Dr. Sun admits that one challenge in this branch is access to public resources, such as physiotherapy or a MRI. As mentioned above, she says that one of the challenges is that you may have to deal with multiple additional people when managing one athlete (e.g. parents, coach, physiotherapist). “They may not all have the same goals and expectations so you need to balance that when treating your patient”. There are also challenging injuries. She says that the best example is a concussion. “With a concussion, you only have symptoms; you do not have a tangible physical proof like a fracture on an X-ray. It is can be hard to convince athletes that this is a serious issue. The key is education.

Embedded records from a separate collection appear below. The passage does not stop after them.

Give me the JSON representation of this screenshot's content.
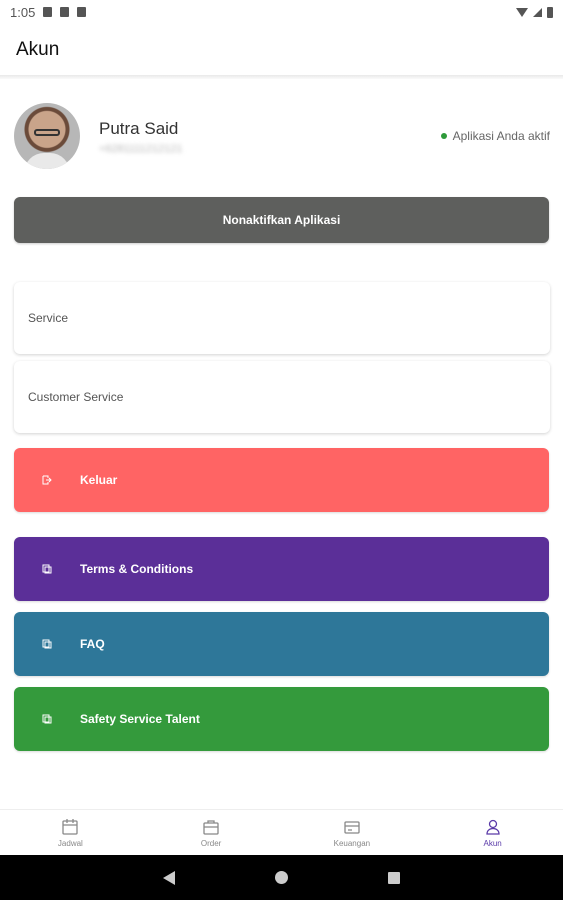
{
  "status_bar": {
    "time": "1:05"
  },
  "appbar": {
    "title": "Akun"
  },
  "profile": {
    "name": "Putra Said",
    "phone": "+6281111212121",
    "status_text": "Aplikasi Anda aktif",
    "status_color": "#2e9a3a"
  },
  "deactivate_button": {
    "label": "Nonaktifkan Aplikasi",
    "color": "#5e5f5d"
  },
  "menu_cards": [
    {
      "label": "Service"
    },
    {
      "label": "Customer Service"
    }
  ],
  "actions": [
    {
      "label": "Keluar",
      "icon": "logout-icon",
      "color": "#ff6464"
    },
    {
      "label": "Terms & Conditions",
      "icon": "document-icon",
      "color": "#5b2f98"
    },
    {
      "label": "FAQ",
      "icon": "document-icon",
      "color": "#2e7799"
    },
    {
      "label": "Safety Service Talent",
      "icon": "document-icon",
      "color": "#349a3c"
    }
  ],
  "bottom_nav": [
    {
      "label": "Jadwal",
      "icon": "calendar-icon",
      "active": false
    },
    {
      "label": "Order",
      "icon": "briefcase-icon",
      "active": false
    },
    {
      "label": "Keuangan",
      "icon": "wallet-icon",
      "active": false
    },
    {
      "label": "Akun",
      "icon": "person-icon",
      "active": true
    }
  ],
  "accent_color": "#5a3aa8"
}
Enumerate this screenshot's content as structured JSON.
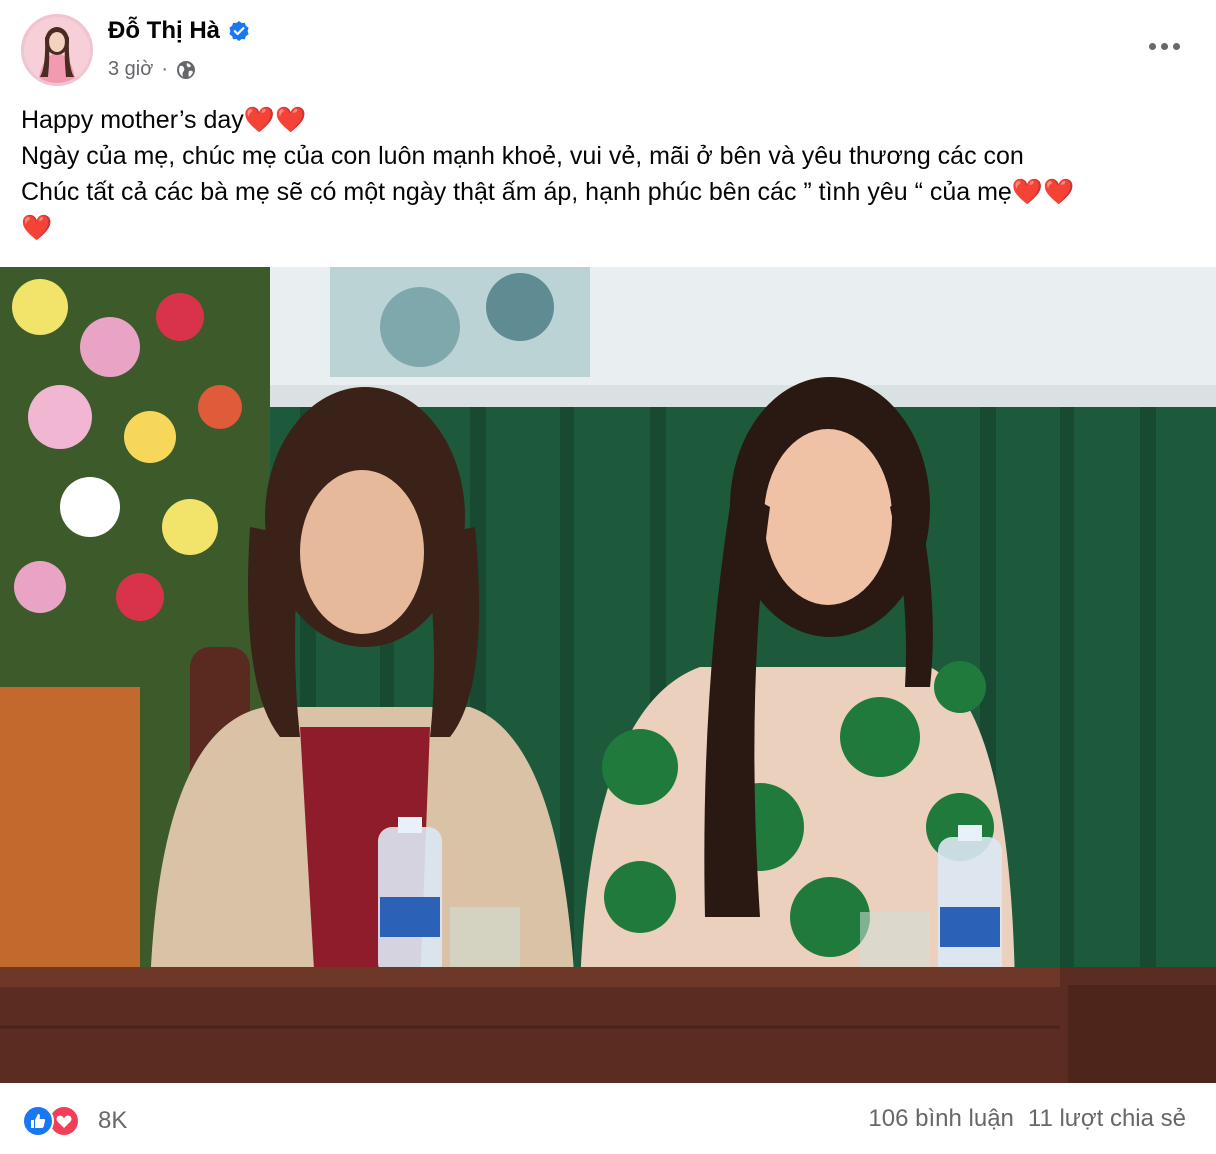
{
  "post": {
    "author_name": "Đỗ Thị Hà",
    "timestamp": "3 giờ",
    "separator": "·",
    "audience_icon": "globe-icon",
    "verified_icon": "verified-badge-icon",
    "more_icon": "more-options-icon",
    "caption": {
      "line1_text": "Happy mother’s day",
      "line1_emoji": "❤️❤️",
      "line2_text": "Ngày của mẹ, chúc mẹ của con luôn mạnh khoẻ, vui vẻ, mãi ở bên và yêu thương các con",
      "line3_text": "Chúc tất cả các bà mẹ sẽ có một ngày thật ấm áp, hạnh phúc bên các ” tình yêu “ của mẹ",
      "line3_emoji": "❤️❤️",
      "line4_emoji": "❤️"
    }
  },
  "footer": {
    "reaction_icons": [
      "like-icon",
      "love-icon"
    ],
    "reaction_count": "8K",
    "comments": "106 bình luận",
    "shares": "11 lượt chia sẻ"
  },
  "colors": {
    "text_primary": "#050505",
    "text_secondary": "#65676b",
    "verified_blue": "#1877f2",
    "heart_red": "#e41e3f",
    "love_red": "#f33e58"
  }
}
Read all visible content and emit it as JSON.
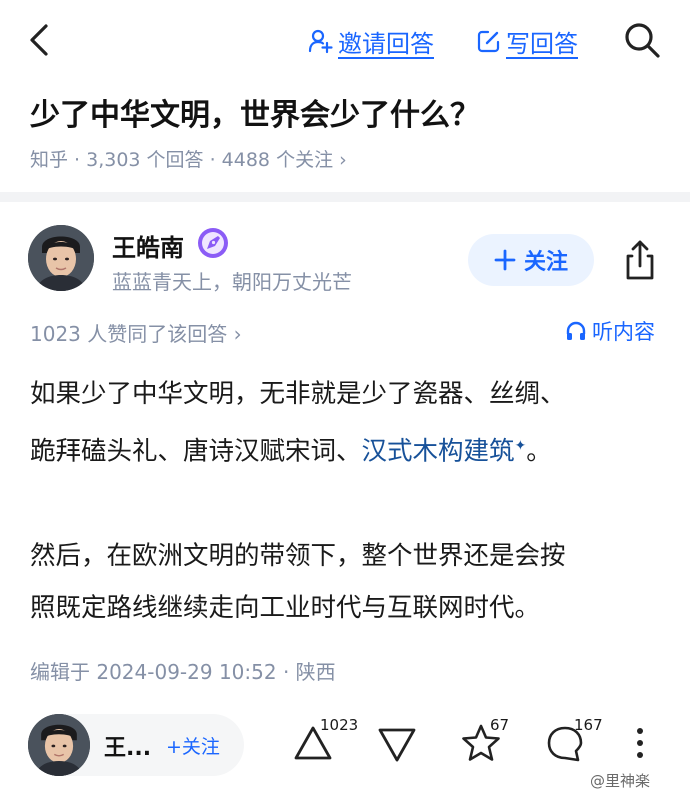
{
  "nav": {
    "invite_label": "邀请回答",
    "write_label": "写回答"
  },
  "question": {
    "title": "少了中华文明，世界会少了什么？",
    "meta": "知乎 · 3,303 个回答 · 4488 个关注 ›"
  },
  "answer": {
    "author_name": "王皓南",
    "author_bio": "蓝蓝青天上，朝阳万丈光芒",
    "follow_label": "关注",
    "votes_text": "1023 人赞同了该回答 ›",
    "listen_label": "听内容",
    "paragraph1_part1": "如果少了中华文明，无非就是少了瓷器、丝绸、",
    "paragraph1_part2": "跪拜磕头礼、唐诗汉赋宋词、",
    "paragraph1_link": "汉式木构建筑",
    "paragraph1_end": "。",
    "paragraph2_line1": "然后，在欧洲文明的带领下，整个世界还是会按",
    "paragraph2_line2": "照既定路线继续走向工业时代与互联网时代。",
    "edit_info": "编辑于 2024-09-29 10:52 · 陕西"
  },
  "bottom_bar": {
    "author_short": "王...",
    "follow_label": "+关注",
    "upvote_count": "1023",
    "star_count": "67",
    "comment_count": "167"
  },
  "watermark": "@里神楽",
  "colors": {
    "accent": "#1a66ff",
    "link": "#175199",
    "meta_gray": "#8590a6",
    "follow_bg": "#ebf3ff",
    "badge_purple": "#8b5cf6"
  },
  "icons": [
    "back-arrow-icon",
    "user-plus-icon",
    "edit-icon",
    "search-icon",
    "pen-badge-icon",
    "plus-icon",
    "share-icon",
    "headphones-icon",
    "upvote-icon",
    "downvote-icon",
    "star-icon",
    "comment-icon",
    "more-icon"
  ]
}
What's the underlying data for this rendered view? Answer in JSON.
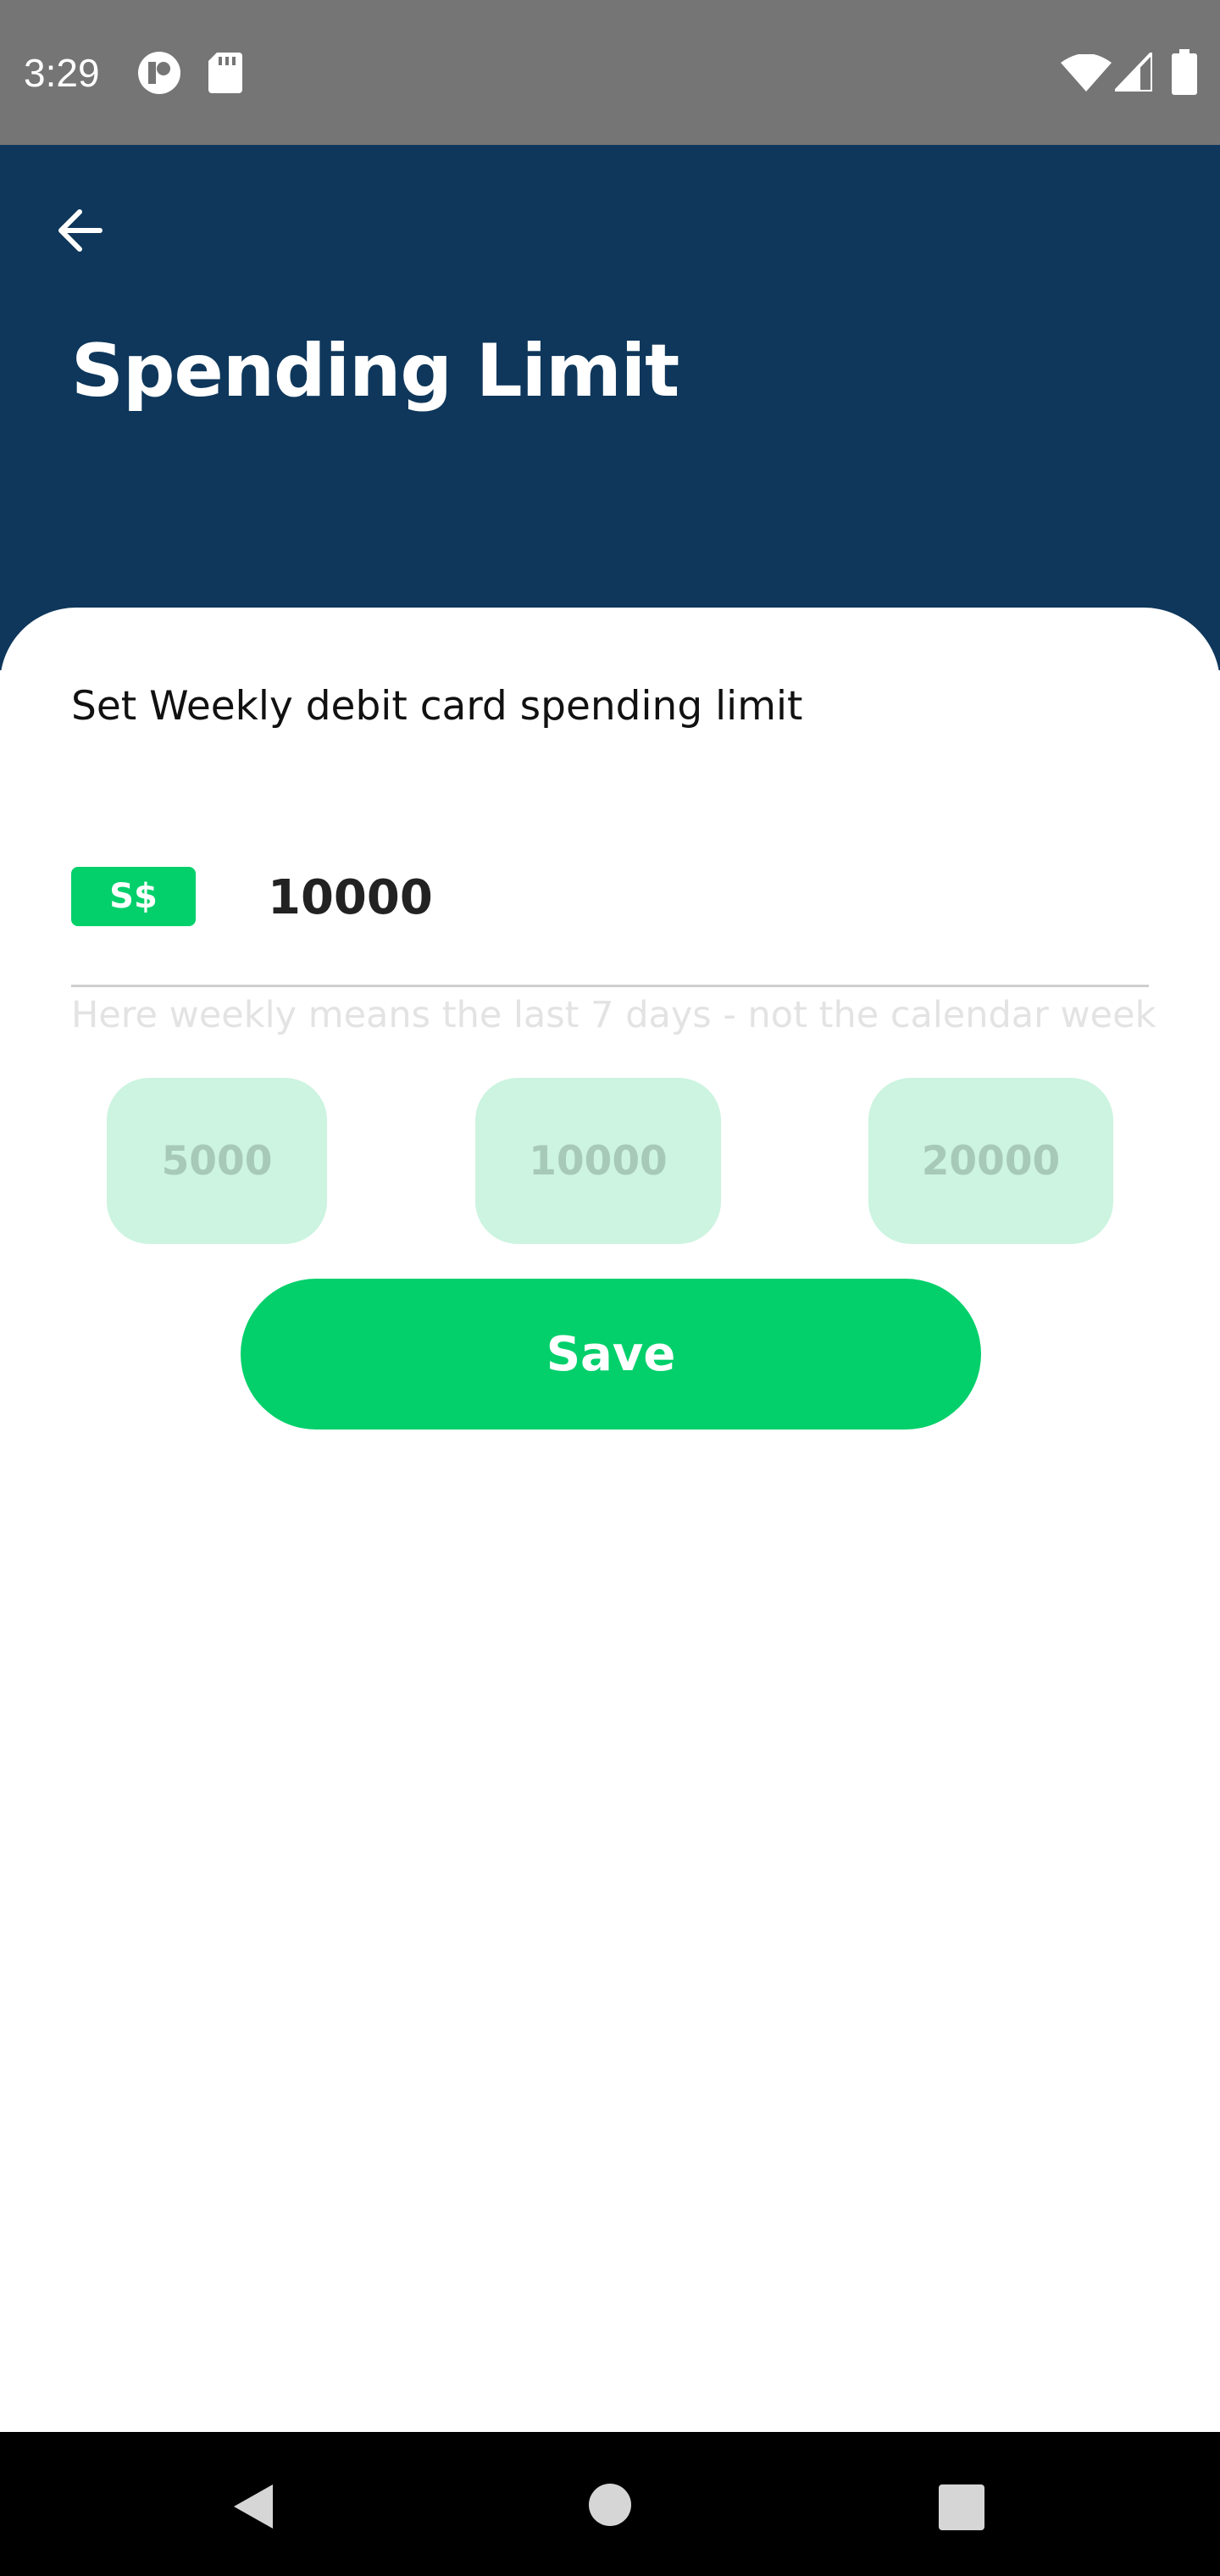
{
  "status_bar": {
    "time": "3:29",
    "left_icons": [
      "app-notification-icon",
      "sd-card-icon"
    ],
    "right_icons": [
      "wifi-icon",
      "cellular-signal-icon",
      "battery-icon"
    ]
  },
  "header": {
    "back_icon": "arrow-left-icon",
    "title": "Spending Limit",
    "background_color": "#0e375b"
  },
  "form": {
    "subtitle": "Set Weekly debit card spending limit",
    "currency": "S$",
    "amount": "10000",
    "helper": "Here weekly means the last 7 days - not the calendar week",
    "presets": [
      "5000",
      "10000",
      "20000"
    ],
    "save_label": "Save",
    "accent_color": "#03d06b",
    "preset_color": "#ccf4e0"
  },
  "nav_bar": {
    "icons": [
      "back-triangle-icon",
      "home-circle-icon",
      "recents-square-icon"
    ]
  }
}
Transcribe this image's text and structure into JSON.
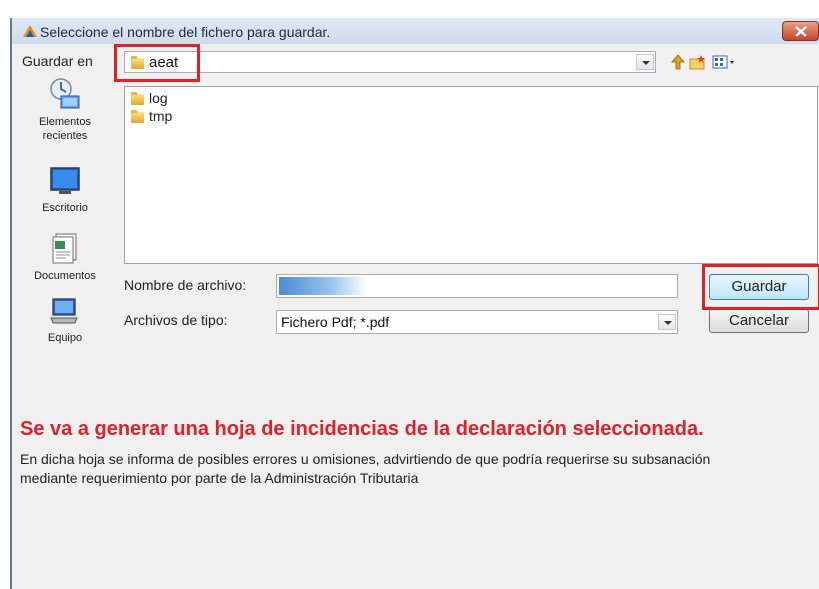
{
  "dialog": {
    "title": "Seleccione el nombre del fichero para guardar.",
    "save_in_label": "Guardar en",
    "current_folder": "aeat"
  },
  "places": [
    {
      "label_line1": "Elementos",
      "label_line2": "recientes",
      "icon": "recent-items-icon"
    },
    {
      "label_line1": "Escritorio",
      "label_line2": "",
      "icon": "desktop-icon"
    },
    {
      "label_line1": "Documentos",
      "label_line2": "",
      "icon": "documents-icon"
    },
    {
      "label_line1": "Equipo",
      "label_line2": "",
      "icon": "computer-icon"
    }
  ],
  "files": [
    {
      "name": "log",
      "icon": "folder-icon"
    },
    {
      "name": "tmp",
      "icon": "folder-icon"
    }
  ],
  "form": {
    "filename_label": "Nombre de archivo:",
    "filetype_label": "Archivos de tipo:",
    "filetype_value": "Fichero Pdf; *.pdf"
  },
  "buttons": {
    "save": "Guardar",
    "cancel": "Cancelar"
  },
  "notice": {
    "title": "Se va a generar una hoja de incidencias de la declaración seleccionada.",
    "line1": "En dicha hoja se informa de posibles errores u omisiones, advirtiendo de que podría requerirse su subsanación",
    "line2": "mediante requerimiento por parte de la Administración Tributaria"
  },
  "colors": {
    "highlight": "#d8242a",
    "notice_title": "#d8242a",
    "dialog_bg": "#f0f0f0"
  }
}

At the beginning of every season, we have pre-injury education for our Varsity athletes and we encourage them to be honest with us so we can help them have a successful season. ”
What is the training required to practice in this field?
In Quebec, only McGill University offers a third year of enhanced skills program in sport medicine after a two year residency in family medicine. It is called the Edmond Ricard Primary Care Sport Medicine Fellowship and was established in 1993. Time is spent at the McGill Sport Medicine clinic, including Varsity sport event coverage at the Montreal General Hospital Orthopaedic clinic and Pre-Operative clinic, and it allows you to do observerships with orthopaedic surgeons in the operating room if you are interested.
However, this fellowship does not allow you to work with athletes of a national or international level (e.g.: the Olympics). If you are interested in doing that, you need a diploma in sport medicine issued by the Canadian Academy of Sport and Exercise Medicine (CASEM). This requires that you pass an OCSE-like exam.
Do you have any advice for medical students who are interested in sport medicine?
“The key is to get exposed to sport medicine as early as you can. During your first years of medicine, ask to shadow a physician in a sport clinic. During clerkship, try to do an elective in this discipline. As soon as you know your schedule, call to reserve a place since it is a very popular elective. And it is not only relevant to sport medicine but also to family medicine in general. Many of the problems that you see in family medicine are related to the musculoskeletal system. The Sport Medicine elective is a dynamic rotation with hands-on experience in physical exams and intra-articular injections! If you are not able to book an elective in sport medicine, you can still participate in conferences related to this field or do an observership with a sport physician. The opportunities are numerous!”
Thank you Dr. Sun!
Interview conducted by Carolina Capelle